Step 5: Create a Custom Text Brush & Apply
The secret to a text brush? Text, but of course! Grab your text tool (T) and type out something like “Smooth Jazz for the Soul.”
For the font style, I’m using Aero at a size of 75. The color is vital… pure black; #000000.
Next, let’s select all the letters by right-clicking on the text layer and choose “Alpha to Selection.” Make a copy with Ctrl or Command + C.
The text layer is no longer needed. So, drag the layer to the bottom to hide it. Let’s also deselect with; Shift + Ctrl or Command + A. In the layers panel, click on the Layer Mask of Step 2.
Now the magic begins!
Grab your brush tool (P), navigate to the tool options, and take a close look at the very first brush. Well, I’ll be darned, it’s the text you typed out! How cool is that?
As soon as you copied from the selection, it auto-converted it to a custom brush! Hover your brush over a black part of your canvas, and you should see your text. Now, try this… click once anywhere in black.
Boom! A cut out of your text is applied via the Layer Mask. To create the text effect for this design, continue using it in different locations.
To fill in the gaps, adjust the size of the brush smaller.
Step 6: Create a New Layer of Text + Warp
To finish our design, let’s add another text layer and warp, so it looks like it’s coming out of the saxophone. I’m going to type out the same line as before with the same font. For the size, let’s increase it to 250, and the color I’ve chosen is #694b0c.
I think I’d like to style text further by dropping the Opacity down to 85 and changing the Blending Mode to Dissolve.
To warp the text, we’re going to use the Unified Transform tool (Shift + T). Click on your text to activate the tool.
Now, all you have to do is grab one of the corners and move it in or out. Continue adjusting each corner until you get the text effect based on your creative vision.
So, what’s left? Glad you asked…
Action Is Power
Now it’s your turn to complete this project. Plus, I’d love to see your finished design. It’s easy to share via our private community…
Head on over to our community and post your portrait text effect project. It’s a great place to ask questions and get feedback too.
Before you go, check out my GIMP text effects playlist with over 20 more GIMP tutorials.
Using GIMP can be challenging when you’re new to the software. If you’d like to master GIMP with less frustration, check out my GIMP Made Easy tutorials.
You can also click here to find all my free articles on GIMP.
Would you like to see how to process this design in Photoshop?
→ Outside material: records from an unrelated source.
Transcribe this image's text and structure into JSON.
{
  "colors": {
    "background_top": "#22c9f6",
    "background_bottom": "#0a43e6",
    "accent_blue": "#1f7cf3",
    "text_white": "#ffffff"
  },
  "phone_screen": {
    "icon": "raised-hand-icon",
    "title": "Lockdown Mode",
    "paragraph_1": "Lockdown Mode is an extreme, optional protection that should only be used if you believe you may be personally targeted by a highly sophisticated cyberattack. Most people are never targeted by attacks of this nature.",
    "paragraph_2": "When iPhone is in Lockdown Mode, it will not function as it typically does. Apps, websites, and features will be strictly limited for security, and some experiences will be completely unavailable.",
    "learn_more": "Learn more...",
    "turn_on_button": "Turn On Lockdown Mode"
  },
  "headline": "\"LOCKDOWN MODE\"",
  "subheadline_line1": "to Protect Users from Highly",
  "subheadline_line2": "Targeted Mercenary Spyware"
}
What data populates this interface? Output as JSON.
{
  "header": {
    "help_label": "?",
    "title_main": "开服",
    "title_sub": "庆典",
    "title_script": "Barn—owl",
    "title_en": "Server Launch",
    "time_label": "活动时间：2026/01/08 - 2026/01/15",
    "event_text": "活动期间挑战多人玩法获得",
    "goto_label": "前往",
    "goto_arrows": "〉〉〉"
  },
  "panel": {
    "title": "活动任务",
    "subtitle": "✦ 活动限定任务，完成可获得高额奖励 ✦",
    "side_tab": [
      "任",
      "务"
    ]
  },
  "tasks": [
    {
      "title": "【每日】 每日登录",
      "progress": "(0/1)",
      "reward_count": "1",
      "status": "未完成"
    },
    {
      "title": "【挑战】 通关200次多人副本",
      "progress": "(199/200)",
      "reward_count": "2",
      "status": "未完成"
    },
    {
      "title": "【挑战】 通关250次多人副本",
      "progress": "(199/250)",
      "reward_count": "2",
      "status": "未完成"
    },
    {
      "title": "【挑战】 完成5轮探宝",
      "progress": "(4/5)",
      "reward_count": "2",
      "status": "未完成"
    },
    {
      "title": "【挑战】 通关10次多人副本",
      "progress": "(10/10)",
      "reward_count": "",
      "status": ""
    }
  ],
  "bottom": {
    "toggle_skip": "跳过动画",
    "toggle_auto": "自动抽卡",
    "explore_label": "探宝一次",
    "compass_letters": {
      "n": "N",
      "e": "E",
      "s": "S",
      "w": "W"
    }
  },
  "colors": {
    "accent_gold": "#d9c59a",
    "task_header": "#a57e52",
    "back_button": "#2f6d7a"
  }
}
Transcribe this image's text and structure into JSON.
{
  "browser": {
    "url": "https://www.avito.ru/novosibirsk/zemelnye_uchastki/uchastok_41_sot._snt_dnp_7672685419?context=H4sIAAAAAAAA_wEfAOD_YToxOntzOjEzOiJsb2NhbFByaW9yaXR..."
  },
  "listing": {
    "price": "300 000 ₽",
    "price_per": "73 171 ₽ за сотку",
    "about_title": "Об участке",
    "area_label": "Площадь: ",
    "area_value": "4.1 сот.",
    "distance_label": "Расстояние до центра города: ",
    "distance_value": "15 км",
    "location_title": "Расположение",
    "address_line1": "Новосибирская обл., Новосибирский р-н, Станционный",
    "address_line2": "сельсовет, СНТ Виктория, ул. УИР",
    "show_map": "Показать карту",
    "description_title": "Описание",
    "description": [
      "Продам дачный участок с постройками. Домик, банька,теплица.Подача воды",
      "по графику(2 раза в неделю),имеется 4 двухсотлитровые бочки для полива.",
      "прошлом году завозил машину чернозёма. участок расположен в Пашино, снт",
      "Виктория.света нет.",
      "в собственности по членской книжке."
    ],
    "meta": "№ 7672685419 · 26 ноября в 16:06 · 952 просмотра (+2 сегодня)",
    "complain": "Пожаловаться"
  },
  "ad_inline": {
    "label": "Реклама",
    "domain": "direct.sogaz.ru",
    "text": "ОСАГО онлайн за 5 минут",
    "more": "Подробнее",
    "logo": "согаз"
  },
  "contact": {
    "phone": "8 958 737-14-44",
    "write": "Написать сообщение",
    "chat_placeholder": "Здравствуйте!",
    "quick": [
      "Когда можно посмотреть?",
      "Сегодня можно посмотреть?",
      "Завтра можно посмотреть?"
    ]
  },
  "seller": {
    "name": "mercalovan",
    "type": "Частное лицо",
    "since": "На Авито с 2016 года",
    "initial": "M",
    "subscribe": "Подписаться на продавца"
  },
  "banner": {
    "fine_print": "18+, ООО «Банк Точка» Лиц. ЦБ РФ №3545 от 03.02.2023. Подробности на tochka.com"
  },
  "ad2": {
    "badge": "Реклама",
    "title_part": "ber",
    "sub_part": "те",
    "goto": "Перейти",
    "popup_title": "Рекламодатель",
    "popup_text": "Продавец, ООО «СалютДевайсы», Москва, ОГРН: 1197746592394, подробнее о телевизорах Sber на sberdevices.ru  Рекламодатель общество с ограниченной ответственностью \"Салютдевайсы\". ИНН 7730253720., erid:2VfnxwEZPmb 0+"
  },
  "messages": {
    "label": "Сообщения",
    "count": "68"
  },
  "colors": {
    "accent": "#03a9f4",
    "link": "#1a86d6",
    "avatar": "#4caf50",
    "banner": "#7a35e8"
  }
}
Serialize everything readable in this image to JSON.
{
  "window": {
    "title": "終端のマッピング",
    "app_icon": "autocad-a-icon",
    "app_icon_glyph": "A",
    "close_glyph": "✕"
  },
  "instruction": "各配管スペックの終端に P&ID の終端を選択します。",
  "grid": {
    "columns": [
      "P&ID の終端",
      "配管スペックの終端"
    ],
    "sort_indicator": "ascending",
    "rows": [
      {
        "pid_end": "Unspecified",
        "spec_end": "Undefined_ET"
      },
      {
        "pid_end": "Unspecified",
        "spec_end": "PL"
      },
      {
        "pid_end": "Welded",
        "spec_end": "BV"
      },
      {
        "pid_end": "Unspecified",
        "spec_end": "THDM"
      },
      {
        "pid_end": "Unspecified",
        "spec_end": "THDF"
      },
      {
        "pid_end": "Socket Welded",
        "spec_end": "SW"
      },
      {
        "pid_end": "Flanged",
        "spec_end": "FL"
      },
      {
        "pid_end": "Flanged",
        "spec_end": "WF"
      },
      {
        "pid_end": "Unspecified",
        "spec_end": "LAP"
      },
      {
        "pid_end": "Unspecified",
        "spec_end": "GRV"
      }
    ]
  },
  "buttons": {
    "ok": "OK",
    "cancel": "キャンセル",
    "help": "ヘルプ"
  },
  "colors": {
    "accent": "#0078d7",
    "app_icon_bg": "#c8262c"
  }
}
If so, check out the Photoshop videos tutorial and article.
Like this article? If so, please share!